Return each entry exactly, with none missing.

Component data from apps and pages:
##########

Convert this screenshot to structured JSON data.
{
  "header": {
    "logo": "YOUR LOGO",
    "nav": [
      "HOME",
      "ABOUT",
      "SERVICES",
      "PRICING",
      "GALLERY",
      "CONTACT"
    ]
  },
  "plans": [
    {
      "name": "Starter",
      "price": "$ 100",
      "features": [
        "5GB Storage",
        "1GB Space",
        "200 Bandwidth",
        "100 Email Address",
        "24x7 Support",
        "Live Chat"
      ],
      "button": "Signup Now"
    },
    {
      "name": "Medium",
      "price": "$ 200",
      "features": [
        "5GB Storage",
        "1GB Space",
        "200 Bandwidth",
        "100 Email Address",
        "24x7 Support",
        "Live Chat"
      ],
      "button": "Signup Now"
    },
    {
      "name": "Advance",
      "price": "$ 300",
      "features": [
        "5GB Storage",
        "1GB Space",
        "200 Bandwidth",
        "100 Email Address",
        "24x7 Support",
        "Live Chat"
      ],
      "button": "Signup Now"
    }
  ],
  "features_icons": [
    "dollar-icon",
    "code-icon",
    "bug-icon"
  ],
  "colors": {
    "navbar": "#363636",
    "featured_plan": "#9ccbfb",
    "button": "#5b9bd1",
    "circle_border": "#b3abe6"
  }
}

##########

■ **Response area**
Convert this screenshot to structured JSON data.
{
  "header": {
    "logo": "YOUR LOGO",
    "nav": [
      "HOME",
      "ABOUT",
      "SERVICES",
      "PRICING",
      "GALLERY",
      "CONTACT"
    ]
  },
  "plans": [
    {
      "name": "Starter",
      "price": "$ 100",
      "features": [
        "5GB Storage",
        "1GB Space",
        "200 Bandwidth",
        "100 Email Address",
        "24x7 Support",
        "Live Chat"
      ],
      "button": "Signup Now"
    },
    {
      "name": "Medium",
      "price": "$ 200",
      "features": [
        "5GB Storage",
        "1GB Space",
        "200 Bandwidth",
        "100 Email Address",
        "24x7 Support",
        "Live Chat"
      ],
      "button": "Signup Now"
    },
    {
      "name": "Advance",
      "price": "$ 300",
      "features": [
        "5GB Storage",
        "1GB Space",
        "200 Bandwidth",
        "100 Email Address",
        "24x7 Support",
        "Live Chat"
      ],
      "button": "Signup Now"
    }
  ],
  "features_icons": [
    "dollar-icon",
    "code-icon",
    "bug-icon"
  ],
  "colors": {
    "navbar": "#363636",
    "featured_plan": "#9ccbfb",
    "button": "#5b9bd1",
    "circle_border": "#b3abe6"
  }
}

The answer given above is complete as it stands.